Exercise goal - Each entry should be quoted word for word, including every mark of punctuation.

(Page and application data records)

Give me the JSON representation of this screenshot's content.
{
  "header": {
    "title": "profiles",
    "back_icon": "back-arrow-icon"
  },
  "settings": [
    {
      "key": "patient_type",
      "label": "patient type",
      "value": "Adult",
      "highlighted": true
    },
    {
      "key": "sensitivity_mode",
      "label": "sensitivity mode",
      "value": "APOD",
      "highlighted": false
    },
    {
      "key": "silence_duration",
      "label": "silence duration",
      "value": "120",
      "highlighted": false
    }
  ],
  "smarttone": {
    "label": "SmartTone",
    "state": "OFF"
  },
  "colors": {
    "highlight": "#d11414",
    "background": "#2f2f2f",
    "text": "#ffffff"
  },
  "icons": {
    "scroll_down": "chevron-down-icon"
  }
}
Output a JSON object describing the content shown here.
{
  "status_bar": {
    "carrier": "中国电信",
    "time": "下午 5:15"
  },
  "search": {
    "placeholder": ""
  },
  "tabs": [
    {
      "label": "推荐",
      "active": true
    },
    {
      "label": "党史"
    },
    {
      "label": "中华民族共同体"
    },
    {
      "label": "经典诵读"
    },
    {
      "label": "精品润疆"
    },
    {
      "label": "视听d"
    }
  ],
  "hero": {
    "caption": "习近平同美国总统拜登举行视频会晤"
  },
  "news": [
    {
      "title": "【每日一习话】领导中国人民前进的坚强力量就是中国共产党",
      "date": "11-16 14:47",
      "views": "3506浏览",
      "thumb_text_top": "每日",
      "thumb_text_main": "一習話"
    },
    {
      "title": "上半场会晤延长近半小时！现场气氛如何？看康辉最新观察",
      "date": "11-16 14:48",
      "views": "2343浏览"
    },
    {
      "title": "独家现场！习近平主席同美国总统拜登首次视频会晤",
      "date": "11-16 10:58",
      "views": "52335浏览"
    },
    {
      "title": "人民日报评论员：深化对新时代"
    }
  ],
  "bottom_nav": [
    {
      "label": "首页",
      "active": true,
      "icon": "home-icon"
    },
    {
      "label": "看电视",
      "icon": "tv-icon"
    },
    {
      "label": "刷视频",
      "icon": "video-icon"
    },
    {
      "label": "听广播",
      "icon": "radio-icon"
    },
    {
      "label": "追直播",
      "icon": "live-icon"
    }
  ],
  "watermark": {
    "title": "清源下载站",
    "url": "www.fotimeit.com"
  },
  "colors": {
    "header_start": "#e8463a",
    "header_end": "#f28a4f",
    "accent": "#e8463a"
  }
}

Solution for this exercise -
Give me the JSON representation of this screenshot's content.
{
  "header": {
    "title": "profiles",
    "back_icon": "back-arrow-icon"
  },
  "settings": [
    {
      "key": "patient_type",
      "label": "patient type",
      "value": "Adult",
      "highlighted": true
    },
    {
      "key": "sensitivity_mode",
      "label": "sensitivity mode",
      "value": "APOD",
      "highlighted": false
    },
    {
      "key": "silence_duration",
      "label": "silence duration",
      "value": "120",
      "highlighted": false
    }
  ],
  "smarttone": {
    "label": "SmartTone",
    "state": "OFF"
  },
  "colors": {
    "highlight": "#d11414",
    "background": "#2f2f2f",
    "text": "#ffffff"
  },
  "icons": {
    "scroll_down": "chevron-down-icon"
  }
}
Output a JSON object describing the content shown here.
{
  "status_bar": {
    "carrier": "中国电信",
    "time": "下午 5:15"
  },
  "search": {
    "placeholder": ""
  },
  "tabs": [
    {
      "label": "推荐",
      "active": true
    },
    {
      "label": "党史"
    },
    {
      "label": "中华民族共同体"
    },
    {
      "label": "经典诵读"
    },
    {
      "label": "精品润疆"
    },
    {
      "label": "视听d"
    }
  ],
  "hero": {
    "caption": "习近平同美国总统拜登举行视频会晤"
  },
  "news": [
    {
      "title": "【每日一习话】领导中国人民前进的坚强力量就是中国共产党",
      "date": "11-16 14:47",
      "views": "3506浏览",
      "thumb_text_top": "每日",
      "thumb_text_main": "一習話"
    },
    {
      "title": "上半场会晤延长近半小时！现场气氛如何？看康辉最新观察",
      "date": "11-16 14:48",
      "views": "2343浏览"
    },
    {
      "title": "独家现场！习近平主席同美国总统拜登首次视频会晤",
      "date": "11-16 10:58",
      "views": "52335浏览"
    },
    {
      "title": "人民日报评论员：深化对新时代"
    }
  ],
  "bottom_nav": [
    {
      "label": "首页",
      "active": true,
      "icon": "home-icon"
    },
    {
      "label": "看电视",
      "icon": "tv-icon"
    },
    {
      "label": "刷视频",
      "icon": "video-icon"
    },
    {
      "label": "听广播",
      "icon": "radio-icon"
    },
    {
      "label": "追直播",
      "icon": "live-icon"
    }
  ],
  "watermark": {
    "title": "清源下载站",
    "url": "www.fotimeit.com"
  },
  "colors": {
    "header_start": "#e8463a",
    "header_end": "#f28a4f",
    "accent": "#e8463a"
  }
}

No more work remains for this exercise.